René Echevarria, a TV writer known for his work on Star Trek: The Next Generation and Castle, received a warning for a water violation at his home.
Echevarria confirmed to BuzzFeed News that he received a notice, but said he was out of town when the new regulations went into effect and "unfortunately my house sitter couldn't figure out how to adjust the sprinklers."
"I remedied the following week when I returned home," he added.
County records indicate Echevarria's house last sold in 2014 for just over $1.7 million.
Dylan Neal, an actor known for his work on Dawson's Creek and The Bold and the Beautiful, was also warned for a violation.
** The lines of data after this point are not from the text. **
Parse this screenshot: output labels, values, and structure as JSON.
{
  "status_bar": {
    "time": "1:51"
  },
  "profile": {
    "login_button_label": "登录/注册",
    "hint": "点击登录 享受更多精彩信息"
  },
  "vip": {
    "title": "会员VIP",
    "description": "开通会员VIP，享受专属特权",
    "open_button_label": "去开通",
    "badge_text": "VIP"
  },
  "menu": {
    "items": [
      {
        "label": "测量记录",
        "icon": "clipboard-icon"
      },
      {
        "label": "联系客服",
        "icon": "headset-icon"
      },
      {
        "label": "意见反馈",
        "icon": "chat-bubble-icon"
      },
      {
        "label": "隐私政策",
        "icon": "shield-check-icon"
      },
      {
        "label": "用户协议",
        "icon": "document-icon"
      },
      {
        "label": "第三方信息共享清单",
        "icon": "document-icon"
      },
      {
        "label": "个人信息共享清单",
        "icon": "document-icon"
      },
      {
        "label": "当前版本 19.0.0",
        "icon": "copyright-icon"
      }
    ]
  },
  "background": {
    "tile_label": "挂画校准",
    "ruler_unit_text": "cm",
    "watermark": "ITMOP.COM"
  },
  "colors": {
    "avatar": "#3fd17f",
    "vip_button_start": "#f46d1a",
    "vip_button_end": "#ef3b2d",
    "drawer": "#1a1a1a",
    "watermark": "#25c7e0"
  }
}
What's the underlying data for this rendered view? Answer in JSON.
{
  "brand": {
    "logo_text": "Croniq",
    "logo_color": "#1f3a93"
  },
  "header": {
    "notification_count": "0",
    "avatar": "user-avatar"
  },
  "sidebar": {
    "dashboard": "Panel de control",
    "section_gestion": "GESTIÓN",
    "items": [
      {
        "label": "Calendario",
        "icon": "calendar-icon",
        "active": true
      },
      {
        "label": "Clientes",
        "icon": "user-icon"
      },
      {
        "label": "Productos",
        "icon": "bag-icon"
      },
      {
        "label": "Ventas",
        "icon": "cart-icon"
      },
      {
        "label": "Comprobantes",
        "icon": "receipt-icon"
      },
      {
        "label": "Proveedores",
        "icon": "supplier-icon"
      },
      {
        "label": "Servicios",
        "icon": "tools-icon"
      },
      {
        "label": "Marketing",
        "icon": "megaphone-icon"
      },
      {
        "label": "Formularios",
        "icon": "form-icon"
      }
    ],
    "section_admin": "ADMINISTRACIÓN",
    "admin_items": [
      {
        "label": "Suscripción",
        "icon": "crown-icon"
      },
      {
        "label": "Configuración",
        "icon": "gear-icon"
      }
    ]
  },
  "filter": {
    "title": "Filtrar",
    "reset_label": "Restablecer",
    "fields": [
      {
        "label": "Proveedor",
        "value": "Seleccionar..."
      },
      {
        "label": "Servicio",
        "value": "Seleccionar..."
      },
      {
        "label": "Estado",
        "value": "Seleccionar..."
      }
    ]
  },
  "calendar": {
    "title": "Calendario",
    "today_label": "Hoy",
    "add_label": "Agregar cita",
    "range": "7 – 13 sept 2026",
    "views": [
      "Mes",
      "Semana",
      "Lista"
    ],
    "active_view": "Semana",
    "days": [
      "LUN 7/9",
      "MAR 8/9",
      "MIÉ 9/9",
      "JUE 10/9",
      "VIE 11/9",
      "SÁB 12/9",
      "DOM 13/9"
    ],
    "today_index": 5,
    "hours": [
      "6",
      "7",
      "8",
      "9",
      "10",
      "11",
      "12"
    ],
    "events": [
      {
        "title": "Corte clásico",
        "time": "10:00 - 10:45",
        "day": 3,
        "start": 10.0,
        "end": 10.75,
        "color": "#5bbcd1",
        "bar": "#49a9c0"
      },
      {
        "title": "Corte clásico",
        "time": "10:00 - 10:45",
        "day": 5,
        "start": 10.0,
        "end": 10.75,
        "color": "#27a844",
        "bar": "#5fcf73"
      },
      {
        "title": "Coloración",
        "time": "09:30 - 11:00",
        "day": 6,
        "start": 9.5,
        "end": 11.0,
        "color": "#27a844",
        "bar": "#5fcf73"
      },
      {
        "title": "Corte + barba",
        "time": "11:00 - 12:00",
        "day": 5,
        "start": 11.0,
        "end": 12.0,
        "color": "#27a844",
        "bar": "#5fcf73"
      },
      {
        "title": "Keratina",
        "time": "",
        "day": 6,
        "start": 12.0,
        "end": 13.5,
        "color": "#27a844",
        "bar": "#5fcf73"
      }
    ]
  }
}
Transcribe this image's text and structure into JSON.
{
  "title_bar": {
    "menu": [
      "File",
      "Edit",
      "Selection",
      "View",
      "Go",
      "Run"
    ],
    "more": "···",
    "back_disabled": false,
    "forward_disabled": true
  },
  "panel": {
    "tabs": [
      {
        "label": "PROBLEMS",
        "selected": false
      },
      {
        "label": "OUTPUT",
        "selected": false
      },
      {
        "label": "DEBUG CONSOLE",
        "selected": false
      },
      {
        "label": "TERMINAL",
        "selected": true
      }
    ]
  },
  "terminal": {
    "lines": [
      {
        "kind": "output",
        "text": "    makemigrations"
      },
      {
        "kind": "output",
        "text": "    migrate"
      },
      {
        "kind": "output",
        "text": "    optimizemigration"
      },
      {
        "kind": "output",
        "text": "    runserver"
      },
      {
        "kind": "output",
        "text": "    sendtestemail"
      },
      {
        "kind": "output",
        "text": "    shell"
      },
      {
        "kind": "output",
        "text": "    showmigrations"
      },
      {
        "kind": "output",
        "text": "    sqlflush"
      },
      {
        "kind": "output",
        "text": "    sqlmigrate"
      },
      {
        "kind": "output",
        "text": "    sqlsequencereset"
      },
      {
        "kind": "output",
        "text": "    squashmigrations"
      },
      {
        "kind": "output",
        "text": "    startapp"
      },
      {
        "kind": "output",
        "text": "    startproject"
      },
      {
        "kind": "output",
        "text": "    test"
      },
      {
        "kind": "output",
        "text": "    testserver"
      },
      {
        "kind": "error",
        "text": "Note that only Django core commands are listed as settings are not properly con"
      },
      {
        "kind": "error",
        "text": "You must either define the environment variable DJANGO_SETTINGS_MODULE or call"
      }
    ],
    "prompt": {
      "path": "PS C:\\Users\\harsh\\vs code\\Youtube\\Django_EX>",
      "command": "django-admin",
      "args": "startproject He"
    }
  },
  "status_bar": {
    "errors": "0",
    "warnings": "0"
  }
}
He told BuzzFeed News that the warning resulted after an installer incorrectly programmed his new sprinkler system to turn on daily. At the time, he was on set in Vancouver and his family was visiting him. When his wife returned home, she "rectified the situation that day."
"We are environmentally conscious people who have installed artificial turf to do our part for the environment and help conserve water," Neal said.
County records value Neal's home at just over $500,000.
Rapper Tyga — whose real name is Michael Stevenson — lives just blocks away from his girlfriend, Kylie Jenner. Documents show that he has been warned and fined for two water violations at the home, which reportedly costs $25,000 a month to rent.
The citations are just the latest of Tyga's housing troubles; two different Calabasas landlords also have filed suits accusing him of skipping out on rent.
Celebrities in Calabasas aren't the only high-profile figures to have been busted for wasting water, though California privacy laws make it difficult to get widespread, comprehensive data.
In July, actor Tom Selleck made headlines for allegedly hiring a large truck to siphon water from a fire hydrant and use it for his ranch. Selleck's case was detailed in a lawsuit that sought at least $21,700 in damages.
Other celebrities — including Kim Kardashian and Kanye West, Jennifer Lopez, and Barbara Streisand — have been accused of ignoring the drought after photos shot from helicopters showed sprawling, verdant lawns.
Still, it's difficult to know exactly how widespread celebrity water waste is in California because privacy laws shield residents, including the rich and the famous, from public scrutiny. According to the Center for Investigative Reporting, the protections date back to 1997 and were designed to "protect the privacy of the tech elite." Prior to that time, California laws made utility bills public, which allowed the Los Angeles Times to report on a number of powerful public figures who opted to ignore conservation during a severe drought in the early 1990s.
The strict enforcement comes as cities across California try to reconcile a prolonged, severe drought with a culture that devotes a massive amount of water to landscaping.
To cope with the extreme conditions, Gov. Jerry Brown ordered cities to reduce water consumption by 25%. Communities were then given "conservation targets," or reductions that must be made to avoid facing huge fines.
The Las Virgenes Municipal Water District and its cradle of luxury homes were told to cut water use by 36% — one of the steepest requirements to hit any water agency in the state.
To meet that target, Las Virgenes imposed numerous restrictions mostly aimed at curtailing outdoor water use, a response similar to those rolled out by communities across California.
And to a large extent, it has worked. In July, California's cities collectively reduced their water use by 31.3% compared to the same month in 2013. Major cutbacks also were reported in June, with authorities attributing the success to a mixture of public outreach, fines, and other programs.
Calabasas has experienced a similar level of success. In July, the community exceeded its target after cutting back by 37%. Combined with June, the overall reductions are only 35%, which is just barely shy of the state-imposed conservation target.
Las Virgenes General Manager Dave Pedersen told BuzzFeed News that the vast majority of the residents in his area are complying with the new rules, but said there was a "small minority" that "doesn't want to change."
"We've got to get them onboard too, and, unfortunately, penalties and fines are a way to do that," he said.